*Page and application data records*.
>>>

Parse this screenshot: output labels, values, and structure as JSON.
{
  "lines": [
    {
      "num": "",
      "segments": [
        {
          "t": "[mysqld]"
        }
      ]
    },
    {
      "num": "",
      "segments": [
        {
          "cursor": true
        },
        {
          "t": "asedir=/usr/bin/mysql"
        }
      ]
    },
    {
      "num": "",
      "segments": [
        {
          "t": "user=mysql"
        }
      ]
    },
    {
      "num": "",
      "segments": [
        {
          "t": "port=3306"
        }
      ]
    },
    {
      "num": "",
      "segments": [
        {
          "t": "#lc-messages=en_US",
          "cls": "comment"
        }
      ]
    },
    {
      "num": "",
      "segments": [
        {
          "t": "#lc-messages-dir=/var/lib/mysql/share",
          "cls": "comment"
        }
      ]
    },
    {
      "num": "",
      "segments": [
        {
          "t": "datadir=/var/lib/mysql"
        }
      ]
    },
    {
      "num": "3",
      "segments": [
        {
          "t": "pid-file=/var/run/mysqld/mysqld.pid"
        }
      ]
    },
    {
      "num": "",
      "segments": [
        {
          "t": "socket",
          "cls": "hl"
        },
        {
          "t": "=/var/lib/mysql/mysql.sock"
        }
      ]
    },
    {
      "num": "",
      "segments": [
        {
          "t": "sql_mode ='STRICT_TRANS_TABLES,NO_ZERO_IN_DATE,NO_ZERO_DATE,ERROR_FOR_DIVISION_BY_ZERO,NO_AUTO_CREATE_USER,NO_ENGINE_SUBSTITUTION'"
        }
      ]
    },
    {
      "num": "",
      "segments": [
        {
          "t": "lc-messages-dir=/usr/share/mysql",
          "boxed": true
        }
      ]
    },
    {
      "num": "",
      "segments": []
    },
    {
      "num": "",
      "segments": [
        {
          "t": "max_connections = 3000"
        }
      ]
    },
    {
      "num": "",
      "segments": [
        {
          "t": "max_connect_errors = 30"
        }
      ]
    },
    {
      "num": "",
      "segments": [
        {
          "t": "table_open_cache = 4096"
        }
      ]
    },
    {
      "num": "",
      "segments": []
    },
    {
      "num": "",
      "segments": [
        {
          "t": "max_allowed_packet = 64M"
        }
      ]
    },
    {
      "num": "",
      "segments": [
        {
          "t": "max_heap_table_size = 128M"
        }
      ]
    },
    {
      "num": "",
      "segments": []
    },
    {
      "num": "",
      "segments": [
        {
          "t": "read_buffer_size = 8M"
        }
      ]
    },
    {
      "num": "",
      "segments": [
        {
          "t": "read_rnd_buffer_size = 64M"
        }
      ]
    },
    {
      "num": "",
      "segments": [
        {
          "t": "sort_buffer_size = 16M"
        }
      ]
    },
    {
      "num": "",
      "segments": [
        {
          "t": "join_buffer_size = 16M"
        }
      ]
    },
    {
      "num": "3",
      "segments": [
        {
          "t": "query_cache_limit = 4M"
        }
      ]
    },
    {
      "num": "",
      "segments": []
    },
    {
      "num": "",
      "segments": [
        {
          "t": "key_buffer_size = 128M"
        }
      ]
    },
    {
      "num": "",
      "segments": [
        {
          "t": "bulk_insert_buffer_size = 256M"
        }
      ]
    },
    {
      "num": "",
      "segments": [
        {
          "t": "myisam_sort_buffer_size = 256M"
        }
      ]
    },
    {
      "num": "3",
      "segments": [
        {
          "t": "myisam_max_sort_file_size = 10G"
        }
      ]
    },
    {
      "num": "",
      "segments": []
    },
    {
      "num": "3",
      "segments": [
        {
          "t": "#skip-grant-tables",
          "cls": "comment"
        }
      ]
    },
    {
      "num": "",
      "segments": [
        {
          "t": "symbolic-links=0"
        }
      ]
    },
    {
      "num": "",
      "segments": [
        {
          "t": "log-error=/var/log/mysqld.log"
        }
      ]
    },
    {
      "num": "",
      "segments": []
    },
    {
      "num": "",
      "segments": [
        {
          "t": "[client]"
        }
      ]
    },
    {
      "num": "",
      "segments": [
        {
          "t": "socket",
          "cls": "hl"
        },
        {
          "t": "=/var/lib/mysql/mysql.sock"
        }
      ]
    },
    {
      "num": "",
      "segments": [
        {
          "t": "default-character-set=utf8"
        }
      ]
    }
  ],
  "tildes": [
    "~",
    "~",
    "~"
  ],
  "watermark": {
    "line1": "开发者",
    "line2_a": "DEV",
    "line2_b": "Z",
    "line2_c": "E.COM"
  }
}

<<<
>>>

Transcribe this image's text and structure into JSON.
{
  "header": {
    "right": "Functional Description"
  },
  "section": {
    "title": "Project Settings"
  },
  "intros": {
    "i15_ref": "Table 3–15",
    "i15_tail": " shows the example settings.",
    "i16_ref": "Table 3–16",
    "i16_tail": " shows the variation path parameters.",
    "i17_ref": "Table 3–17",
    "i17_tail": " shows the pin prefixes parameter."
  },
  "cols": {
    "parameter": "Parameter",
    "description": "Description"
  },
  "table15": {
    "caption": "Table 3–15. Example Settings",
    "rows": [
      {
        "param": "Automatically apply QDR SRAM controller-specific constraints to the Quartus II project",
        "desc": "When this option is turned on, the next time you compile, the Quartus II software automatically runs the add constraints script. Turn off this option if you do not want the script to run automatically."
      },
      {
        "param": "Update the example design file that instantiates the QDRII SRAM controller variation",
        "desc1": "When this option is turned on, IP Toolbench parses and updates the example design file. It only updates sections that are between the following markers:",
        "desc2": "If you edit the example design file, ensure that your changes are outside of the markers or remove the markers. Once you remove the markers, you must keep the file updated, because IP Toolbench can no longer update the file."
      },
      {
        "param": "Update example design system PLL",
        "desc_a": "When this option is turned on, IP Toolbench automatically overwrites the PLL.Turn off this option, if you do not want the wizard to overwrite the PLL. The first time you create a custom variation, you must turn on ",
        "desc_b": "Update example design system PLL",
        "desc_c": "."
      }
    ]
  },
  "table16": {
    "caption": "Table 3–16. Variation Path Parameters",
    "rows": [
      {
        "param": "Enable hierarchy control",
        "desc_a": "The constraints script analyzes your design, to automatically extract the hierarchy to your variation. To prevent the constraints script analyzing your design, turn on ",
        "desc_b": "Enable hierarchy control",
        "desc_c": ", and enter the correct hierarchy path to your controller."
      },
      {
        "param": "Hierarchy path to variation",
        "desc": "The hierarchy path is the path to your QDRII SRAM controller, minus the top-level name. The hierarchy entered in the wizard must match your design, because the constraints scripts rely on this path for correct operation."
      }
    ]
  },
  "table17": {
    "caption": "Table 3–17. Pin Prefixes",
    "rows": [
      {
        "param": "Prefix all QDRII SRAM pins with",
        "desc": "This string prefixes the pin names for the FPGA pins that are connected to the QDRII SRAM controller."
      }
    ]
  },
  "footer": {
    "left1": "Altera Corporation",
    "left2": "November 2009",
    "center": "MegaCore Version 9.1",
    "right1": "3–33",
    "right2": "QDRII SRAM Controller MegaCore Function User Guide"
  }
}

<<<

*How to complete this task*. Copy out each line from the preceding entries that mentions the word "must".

*Answer section*.
        "desc2": "If you edit the example design file, ensure that your changes are outside of the markers or remove the markers. Once you remove the markers, you must keep the file updated, because IP Toolbench can no longer update the file."
        "desc_a": "When this option is turned on, IP Toolbench automatically overwrites the PLL.Turn off this option, if you do not want the wizard to overwrite the PLL. The first time you create a custom variation, you must turn on ",
        "desc": "The hierarchy path is the path to your QDRII SRAM controller, minus the top-level name. The hierarchy entered in the wizard must match your design, because the constraints scripts rely on this path for correct operation."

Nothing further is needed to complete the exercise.